• _What you should do_: Each entry must be duplicated precisely, with nothing left out.

Exercise material: Begin

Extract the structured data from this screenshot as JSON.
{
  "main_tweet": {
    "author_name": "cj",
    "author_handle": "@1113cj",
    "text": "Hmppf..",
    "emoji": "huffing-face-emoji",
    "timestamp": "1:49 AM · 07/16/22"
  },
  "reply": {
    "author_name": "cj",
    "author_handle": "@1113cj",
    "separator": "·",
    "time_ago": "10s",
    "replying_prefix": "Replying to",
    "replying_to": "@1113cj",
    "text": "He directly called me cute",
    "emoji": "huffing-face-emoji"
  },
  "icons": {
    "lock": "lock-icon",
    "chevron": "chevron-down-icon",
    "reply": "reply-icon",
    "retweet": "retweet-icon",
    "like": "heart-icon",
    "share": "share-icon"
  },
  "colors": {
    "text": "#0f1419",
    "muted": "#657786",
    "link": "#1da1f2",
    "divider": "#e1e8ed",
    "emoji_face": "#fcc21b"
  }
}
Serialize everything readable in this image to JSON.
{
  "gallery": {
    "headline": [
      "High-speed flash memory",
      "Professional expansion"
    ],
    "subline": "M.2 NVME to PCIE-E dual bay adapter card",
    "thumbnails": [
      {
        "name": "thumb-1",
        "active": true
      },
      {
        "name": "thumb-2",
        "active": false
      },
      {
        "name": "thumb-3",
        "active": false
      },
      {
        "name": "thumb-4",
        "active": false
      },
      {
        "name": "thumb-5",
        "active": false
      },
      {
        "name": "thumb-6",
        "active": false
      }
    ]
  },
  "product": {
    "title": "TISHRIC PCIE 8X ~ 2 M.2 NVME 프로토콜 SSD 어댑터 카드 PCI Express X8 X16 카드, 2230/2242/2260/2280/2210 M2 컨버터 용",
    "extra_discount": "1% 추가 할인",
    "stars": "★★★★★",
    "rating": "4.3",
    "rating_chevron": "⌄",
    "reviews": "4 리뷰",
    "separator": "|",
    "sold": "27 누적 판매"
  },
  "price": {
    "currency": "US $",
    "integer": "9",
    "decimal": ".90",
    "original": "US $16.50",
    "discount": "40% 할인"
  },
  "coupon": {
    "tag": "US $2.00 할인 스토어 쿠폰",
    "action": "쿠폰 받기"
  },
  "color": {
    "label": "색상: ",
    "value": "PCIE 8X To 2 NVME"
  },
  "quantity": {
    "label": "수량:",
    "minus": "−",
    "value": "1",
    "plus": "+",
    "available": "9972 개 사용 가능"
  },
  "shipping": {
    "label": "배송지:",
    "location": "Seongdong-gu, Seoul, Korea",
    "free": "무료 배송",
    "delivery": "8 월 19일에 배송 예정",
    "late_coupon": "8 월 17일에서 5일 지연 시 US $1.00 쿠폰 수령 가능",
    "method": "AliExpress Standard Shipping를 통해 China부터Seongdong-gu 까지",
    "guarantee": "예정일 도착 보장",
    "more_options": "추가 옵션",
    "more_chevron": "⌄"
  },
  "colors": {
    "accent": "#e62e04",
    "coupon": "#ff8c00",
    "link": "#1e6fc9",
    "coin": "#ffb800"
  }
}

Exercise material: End

• _Result of this exercise_:
Extract the structured data from this screenshot as JSON.
{
  "main_tweet": {
    "author_name": "cj",
    "author_handle": "@1113cj",
    "text": "Hmppf..",
    "emoji": "huffing-face-emoji",
    "timestamp": "1:49 AM · 07/16/22"
  },
  "reply": {
    "author_name": "cj",
    "author_handle": "@1113cj",
    "separator": "·",
    "time_ago": "10s",
    "replying_prefix": "Replying to",
    "replying_to": "@1113cj",
    "text": "He directly called me cute",
    "emoji": "huffing-face-emoji"
  },
  "icons": {
    "lock": "lock-icon",
    "chevron": "chevron-down-icon",
    "reply": "reply-icon",
    "retweet": "retweet-icon",
    "like": "heart-icon",
    "share": "share-icon"
  },
  "colors": {
    "text": "#0f1419",
    "muted": "#657786",
    "link": "#1da1f2",
    "divider": "#e1e8ed",
    "emoji_face": "#fcc21b"
  }
}
Serialize everything readable in this image to JSON.
{
  "gallery": {
    "headline": [
      "High-speed flash memory",
      "Professional expansion"
    ],
    "subline": "M.2 NVME to PCIE-E dual bay adapter card",
    "thumbnails": [
      {
        "name": "thumb-1",
        "active": true
      },
      {
        "name": "thumb-2",
        "active": false
      },
      {
        "name": "thumb-3",
        "active": false
      },
      {
        "name": "thumb-4",
        "active": false
      },
      {
        "name": "thumb-5",
        "active": false
      },
      {
        "name": "thumb-6",
        "active": false
      }
    ]
  },
  "product": {
    "title": "TISHRIC PCIE 8X ~ 2 M.2 NVME 프로토콜 SSD 어댑터 카드 PCI Express X8 X16 카드, 2230/2242/2260/2280/2210 M2 컨버터 용",
    "extra_discount": "1% 추가 할인",
    "stars": "★★★★★",
    "rating": "4.3",
    "rating_chevron": "⌄",
    "reviews": "4 리뷰",
    "separator": "|",
    "sold": "27 누적 판매"
  },
  "price": {
    "currency": "US $",
    "integer": "9",
    "decimal": ".90",
    "original": "US $16.50",
    "discount": "40% 할인"
  },
  "coupon": {
    "tag": "US $2.00 할인 스토어 쿠폰",
    "action": "쿠폰 받기"
  },
  "color": {
    "label": "색상: ",
    "value": "PCIE 8X To 2 NVME"
  },
  "quantity": {
    "label": "수량:",
    "minus": "−",
    "value": "1",
    "plus": "+",
    "available": "9972 개 사용 가능"
  },
  "shipping": {
    "label": "배송지:",
    "location": "Seongdong-gu, Seoul, Korea",
    "free": "무료 배송",
    "delivery": "8 월 19일에 배송 예정",
    "late_coupon": "8 월 17일에서 5일 지연 시 US $1.00 쿠폰 수령 가능",
    "method": "AliExpress Standard Shipping를 통해 China부터Seongdong-gu 까지",
    "guarantee": "예정일 도착 보장",
    "more_options": "추가 옵션",
    "more_chevron": "⌄"
  },
  "colors": {
    "accent": "#e62e04",
    "coupon": "#ff8c00",
    "link": "#1e6fc9",
    "coin": "#ffb800"
  }
}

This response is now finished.